**SOURCE DATA**

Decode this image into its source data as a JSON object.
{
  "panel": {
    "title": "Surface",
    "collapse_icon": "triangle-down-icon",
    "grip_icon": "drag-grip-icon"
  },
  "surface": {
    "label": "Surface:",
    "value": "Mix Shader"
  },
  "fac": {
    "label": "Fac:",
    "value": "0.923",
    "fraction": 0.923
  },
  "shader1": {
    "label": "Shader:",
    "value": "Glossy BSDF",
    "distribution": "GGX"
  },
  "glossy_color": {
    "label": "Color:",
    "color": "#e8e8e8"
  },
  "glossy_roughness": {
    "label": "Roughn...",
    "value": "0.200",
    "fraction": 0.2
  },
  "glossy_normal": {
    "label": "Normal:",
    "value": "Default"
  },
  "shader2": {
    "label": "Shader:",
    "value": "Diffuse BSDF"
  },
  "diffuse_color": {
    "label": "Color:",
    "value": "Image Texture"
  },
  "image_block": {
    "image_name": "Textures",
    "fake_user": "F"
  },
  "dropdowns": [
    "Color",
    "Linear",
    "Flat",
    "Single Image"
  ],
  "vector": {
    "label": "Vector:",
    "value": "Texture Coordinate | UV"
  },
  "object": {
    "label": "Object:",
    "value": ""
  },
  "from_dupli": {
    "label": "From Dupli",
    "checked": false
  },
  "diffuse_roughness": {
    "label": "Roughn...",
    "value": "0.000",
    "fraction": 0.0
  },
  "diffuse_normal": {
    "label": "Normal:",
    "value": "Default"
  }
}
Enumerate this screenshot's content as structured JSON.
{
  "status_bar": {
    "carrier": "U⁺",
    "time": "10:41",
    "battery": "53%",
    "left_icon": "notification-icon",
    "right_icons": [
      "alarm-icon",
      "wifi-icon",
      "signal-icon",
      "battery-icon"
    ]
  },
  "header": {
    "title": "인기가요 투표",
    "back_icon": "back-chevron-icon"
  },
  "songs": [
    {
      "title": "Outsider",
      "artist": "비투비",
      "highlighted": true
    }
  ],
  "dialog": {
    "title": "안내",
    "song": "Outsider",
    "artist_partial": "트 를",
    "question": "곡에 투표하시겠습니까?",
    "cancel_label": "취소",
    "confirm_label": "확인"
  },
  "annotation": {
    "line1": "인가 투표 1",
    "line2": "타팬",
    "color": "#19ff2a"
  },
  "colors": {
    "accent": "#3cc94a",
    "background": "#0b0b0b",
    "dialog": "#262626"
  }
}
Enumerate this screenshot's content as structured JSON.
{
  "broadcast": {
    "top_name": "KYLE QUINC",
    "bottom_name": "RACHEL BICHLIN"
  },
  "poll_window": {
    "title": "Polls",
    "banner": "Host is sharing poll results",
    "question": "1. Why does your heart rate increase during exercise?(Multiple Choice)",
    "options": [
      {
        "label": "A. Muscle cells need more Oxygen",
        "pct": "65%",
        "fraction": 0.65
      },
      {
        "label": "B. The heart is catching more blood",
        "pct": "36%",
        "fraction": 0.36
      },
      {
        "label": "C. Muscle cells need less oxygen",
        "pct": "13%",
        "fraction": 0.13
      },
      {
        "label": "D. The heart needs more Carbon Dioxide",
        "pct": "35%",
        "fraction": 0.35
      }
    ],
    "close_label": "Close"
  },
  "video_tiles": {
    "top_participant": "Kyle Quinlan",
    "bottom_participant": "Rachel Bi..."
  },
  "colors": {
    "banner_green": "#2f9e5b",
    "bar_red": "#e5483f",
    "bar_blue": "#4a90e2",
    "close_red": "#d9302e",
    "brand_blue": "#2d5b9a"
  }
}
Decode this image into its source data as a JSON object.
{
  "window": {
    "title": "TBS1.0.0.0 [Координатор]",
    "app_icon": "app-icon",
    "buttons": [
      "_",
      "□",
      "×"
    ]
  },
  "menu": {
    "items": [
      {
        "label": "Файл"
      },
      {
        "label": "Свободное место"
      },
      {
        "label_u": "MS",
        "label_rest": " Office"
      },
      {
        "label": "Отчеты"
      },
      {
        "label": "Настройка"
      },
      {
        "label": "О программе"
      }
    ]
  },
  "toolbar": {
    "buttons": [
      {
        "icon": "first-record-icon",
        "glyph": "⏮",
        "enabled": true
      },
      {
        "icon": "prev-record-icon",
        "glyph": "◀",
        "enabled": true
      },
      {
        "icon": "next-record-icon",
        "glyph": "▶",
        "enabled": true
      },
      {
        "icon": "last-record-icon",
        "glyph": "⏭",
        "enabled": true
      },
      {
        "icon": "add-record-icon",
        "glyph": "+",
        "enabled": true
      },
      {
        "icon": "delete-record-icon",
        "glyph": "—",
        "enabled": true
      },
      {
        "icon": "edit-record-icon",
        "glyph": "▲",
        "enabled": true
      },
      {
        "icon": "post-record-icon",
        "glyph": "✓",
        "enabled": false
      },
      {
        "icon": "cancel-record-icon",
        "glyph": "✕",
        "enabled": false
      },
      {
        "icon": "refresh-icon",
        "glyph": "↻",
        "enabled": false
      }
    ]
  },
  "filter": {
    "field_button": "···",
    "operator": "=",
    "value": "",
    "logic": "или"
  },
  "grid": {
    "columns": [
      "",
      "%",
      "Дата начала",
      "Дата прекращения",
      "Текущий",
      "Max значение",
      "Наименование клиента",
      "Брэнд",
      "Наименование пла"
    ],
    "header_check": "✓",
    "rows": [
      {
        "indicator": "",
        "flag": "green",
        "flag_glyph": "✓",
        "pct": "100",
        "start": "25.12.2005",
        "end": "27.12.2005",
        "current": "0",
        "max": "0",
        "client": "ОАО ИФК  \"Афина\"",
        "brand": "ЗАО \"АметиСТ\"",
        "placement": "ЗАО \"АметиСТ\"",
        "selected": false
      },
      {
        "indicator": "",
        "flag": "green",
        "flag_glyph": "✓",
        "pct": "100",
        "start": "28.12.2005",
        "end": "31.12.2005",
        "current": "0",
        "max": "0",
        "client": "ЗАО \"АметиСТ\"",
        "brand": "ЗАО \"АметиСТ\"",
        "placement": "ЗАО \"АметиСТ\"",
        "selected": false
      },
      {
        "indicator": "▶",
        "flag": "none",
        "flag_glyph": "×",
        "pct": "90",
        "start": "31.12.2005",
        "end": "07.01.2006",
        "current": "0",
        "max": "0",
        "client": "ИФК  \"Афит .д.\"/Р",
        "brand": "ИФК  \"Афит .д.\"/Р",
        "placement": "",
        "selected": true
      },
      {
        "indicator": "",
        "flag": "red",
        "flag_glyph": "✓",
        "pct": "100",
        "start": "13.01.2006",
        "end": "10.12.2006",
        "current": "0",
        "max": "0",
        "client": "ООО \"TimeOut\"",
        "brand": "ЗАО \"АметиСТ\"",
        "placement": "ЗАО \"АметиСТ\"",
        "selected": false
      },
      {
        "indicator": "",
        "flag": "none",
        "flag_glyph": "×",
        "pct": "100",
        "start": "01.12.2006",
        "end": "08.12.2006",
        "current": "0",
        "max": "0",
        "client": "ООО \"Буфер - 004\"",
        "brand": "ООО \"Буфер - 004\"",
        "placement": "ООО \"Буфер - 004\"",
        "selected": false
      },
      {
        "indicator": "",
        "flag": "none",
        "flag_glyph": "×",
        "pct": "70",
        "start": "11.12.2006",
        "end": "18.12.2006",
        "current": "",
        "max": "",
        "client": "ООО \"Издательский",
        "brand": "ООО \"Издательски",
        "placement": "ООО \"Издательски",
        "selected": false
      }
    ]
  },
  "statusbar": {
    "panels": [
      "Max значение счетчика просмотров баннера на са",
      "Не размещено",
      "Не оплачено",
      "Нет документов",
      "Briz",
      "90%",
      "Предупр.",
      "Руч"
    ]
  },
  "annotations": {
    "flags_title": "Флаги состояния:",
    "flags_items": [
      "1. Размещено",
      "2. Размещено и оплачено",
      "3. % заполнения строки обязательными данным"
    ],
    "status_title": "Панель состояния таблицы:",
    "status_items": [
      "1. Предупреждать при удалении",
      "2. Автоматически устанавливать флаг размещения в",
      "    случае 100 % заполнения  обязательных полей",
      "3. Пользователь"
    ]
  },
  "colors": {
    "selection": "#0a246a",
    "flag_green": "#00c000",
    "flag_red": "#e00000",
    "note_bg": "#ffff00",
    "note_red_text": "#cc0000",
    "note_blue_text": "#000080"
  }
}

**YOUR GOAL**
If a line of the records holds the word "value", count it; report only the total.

**SOLUTION FOR THIS EXERCISE**
12